The mayor invited the Clintons to join him in pushing the ceremonial button that lowers the famous crystal ball in Times Square.
Bloomberg also recently hired longtime Clinton strategist Howard Wolfson to join his re-election campaign. The move surprised some political watchers because of Wolfson's alliances with Democrats who might end up opposing Bloomberg.
Wolfson has openly agonized about the failure of Democrats to capture City Hall for four mayoral elections in a row. In a New York Times op-ed article after Bloomberg's landslide re-election victory in 2005, Wolfson wrote about "what the Democrats can do to recapture City Hall in 2009."
He also bemoaned how Bloomberg's ability to tap his billions and bankroll his campaign "distorts the terms of the debate" and suggested re-examining the city's campaign finance law.
By hiring Wolfson, Bloomberg is stealing a weapon other Democrats could have used in their campaigns. He also brings himself another step closer to the Clintons, who have never endorsed him for mayor.
In addition, Bloomberg has heaped praise on Caroline Kennedy since it became known she wants to be appointed to the U.S. Senate to replace Hillary Clinton, who is expected to be confirmed as secretary of state in President-elect Barack Obama's administration.
Asked Tuesday whether anything should be read into his public cozying up to Democrats, Bloomberg demurred.
"I don't know that my links to Democrats are growing any more than my links to Republicans, or not growing, depending on who you ask," he said.
Bloomberg, who said in 2006 that he "couldn't be prouder to run on the Republican ticket and be a Republican," similarly downplayed his Republican ties during his last campaign.
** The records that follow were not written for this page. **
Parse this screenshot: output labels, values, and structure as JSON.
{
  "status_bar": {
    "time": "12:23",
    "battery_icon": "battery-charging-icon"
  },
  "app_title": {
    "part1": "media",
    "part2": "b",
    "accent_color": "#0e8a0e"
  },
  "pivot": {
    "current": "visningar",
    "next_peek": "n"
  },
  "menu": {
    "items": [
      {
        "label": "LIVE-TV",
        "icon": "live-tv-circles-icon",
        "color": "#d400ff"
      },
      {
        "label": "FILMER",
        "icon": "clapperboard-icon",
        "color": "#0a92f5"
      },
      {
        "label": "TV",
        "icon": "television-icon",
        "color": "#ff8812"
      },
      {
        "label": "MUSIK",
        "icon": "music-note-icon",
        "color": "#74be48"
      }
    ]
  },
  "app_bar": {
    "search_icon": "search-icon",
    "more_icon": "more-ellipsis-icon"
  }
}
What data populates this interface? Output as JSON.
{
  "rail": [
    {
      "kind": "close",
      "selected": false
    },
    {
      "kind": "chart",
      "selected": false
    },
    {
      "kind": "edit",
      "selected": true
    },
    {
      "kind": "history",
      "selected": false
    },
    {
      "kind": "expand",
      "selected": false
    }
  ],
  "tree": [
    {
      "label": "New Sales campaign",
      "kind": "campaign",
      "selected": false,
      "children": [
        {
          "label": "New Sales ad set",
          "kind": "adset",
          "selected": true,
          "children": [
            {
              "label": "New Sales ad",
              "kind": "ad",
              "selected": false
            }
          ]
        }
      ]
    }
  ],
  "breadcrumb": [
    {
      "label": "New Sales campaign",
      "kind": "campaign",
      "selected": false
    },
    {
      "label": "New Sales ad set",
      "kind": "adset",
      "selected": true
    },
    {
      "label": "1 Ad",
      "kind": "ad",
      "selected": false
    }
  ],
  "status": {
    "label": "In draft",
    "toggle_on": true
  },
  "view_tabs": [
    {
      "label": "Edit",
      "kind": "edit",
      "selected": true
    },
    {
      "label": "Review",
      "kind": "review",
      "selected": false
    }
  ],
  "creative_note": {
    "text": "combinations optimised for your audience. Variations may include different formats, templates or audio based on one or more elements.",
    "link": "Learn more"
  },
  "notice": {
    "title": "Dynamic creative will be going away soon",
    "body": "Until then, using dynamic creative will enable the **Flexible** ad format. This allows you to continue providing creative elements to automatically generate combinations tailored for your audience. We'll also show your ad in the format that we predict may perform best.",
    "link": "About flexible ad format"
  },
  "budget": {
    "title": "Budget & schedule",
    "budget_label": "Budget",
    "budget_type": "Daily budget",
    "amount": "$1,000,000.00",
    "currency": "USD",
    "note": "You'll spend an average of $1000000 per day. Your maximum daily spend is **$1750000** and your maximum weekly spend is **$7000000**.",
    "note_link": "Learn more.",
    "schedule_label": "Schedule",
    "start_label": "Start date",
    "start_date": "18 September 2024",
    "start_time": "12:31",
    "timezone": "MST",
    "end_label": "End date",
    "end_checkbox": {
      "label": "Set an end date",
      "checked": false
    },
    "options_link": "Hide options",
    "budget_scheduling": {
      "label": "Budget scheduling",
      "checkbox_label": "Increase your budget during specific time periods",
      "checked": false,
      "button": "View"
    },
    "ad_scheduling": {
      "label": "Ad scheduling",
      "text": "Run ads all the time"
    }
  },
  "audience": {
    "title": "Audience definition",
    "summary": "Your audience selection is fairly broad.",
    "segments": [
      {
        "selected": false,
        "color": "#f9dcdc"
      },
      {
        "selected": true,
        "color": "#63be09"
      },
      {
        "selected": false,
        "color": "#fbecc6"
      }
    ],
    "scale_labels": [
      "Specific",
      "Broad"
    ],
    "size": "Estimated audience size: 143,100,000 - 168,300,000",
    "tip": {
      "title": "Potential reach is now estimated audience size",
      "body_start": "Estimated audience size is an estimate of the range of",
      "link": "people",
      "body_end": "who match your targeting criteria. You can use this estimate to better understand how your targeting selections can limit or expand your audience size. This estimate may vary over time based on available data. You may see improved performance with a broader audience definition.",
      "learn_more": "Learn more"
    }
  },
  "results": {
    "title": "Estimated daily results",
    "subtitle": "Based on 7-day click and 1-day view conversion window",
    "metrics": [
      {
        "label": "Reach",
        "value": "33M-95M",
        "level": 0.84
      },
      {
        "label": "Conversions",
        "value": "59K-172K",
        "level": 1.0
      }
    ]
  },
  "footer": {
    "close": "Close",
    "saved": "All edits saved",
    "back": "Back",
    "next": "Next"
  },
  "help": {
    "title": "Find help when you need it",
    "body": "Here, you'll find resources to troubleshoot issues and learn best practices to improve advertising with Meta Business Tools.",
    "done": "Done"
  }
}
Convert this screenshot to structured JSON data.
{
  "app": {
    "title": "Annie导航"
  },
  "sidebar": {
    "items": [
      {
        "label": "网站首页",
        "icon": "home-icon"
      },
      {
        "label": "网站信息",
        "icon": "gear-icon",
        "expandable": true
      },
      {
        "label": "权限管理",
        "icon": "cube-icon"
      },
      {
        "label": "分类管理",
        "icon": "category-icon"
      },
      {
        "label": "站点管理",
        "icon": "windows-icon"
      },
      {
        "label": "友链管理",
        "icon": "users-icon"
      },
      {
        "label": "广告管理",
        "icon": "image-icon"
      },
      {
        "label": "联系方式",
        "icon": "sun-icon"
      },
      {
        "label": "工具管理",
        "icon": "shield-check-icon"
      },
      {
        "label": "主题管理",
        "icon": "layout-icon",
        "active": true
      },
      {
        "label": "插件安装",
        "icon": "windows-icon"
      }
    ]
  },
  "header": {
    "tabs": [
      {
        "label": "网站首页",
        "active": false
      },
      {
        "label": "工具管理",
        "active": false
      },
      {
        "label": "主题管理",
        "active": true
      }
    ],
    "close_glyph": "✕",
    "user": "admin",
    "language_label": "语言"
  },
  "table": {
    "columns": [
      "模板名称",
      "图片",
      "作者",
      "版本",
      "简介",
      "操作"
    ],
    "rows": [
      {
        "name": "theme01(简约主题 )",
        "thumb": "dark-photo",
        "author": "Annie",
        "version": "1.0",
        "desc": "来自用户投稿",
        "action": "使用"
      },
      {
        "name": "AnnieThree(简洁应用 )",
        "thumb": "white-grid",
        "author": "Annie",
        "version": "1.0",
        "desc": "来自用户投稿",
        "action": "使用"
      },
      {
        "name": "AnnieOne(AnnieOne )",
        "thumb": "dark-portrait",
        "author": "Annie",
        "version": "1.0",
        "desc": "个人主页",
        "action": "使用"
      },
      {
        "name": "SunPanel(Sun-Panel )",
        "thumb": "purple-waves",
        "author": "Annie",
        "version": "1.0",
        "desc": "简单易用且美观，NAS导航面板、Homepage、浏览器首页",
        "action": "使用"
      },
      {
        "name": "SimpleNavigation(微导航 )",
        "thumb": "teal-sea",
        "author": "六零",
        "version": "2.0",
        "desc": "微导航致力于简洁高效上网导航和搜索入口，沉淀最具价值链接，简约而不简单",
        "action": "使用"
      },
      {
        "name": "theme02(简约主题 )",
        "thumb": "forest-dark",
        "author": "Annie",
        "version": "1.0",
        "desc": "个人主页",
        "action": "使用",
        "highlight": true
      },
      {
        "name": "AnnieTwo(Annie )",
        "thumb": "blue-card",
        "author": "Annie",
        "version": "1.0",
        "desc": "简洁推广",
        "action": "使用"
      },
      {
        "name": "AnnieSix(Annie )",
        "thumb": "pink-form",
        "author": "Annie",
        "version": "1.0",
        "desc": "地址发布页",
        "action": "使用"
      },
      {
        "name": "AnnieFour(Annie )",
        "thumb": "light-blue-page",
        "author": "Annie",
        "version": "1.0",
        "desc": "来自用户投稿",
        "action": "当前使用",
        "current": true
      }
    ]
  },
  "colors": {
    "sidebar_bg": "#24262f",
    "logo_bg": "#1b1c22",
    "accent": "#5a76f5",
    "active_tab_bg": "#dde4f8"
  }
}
He spoke out more forcefully against President George W. Bush that year and largely avoided Bush during the 2004 Republican convention at Madison Square Garden in New York City.


Updated : 2021-05-14 00:39 GMT+08:00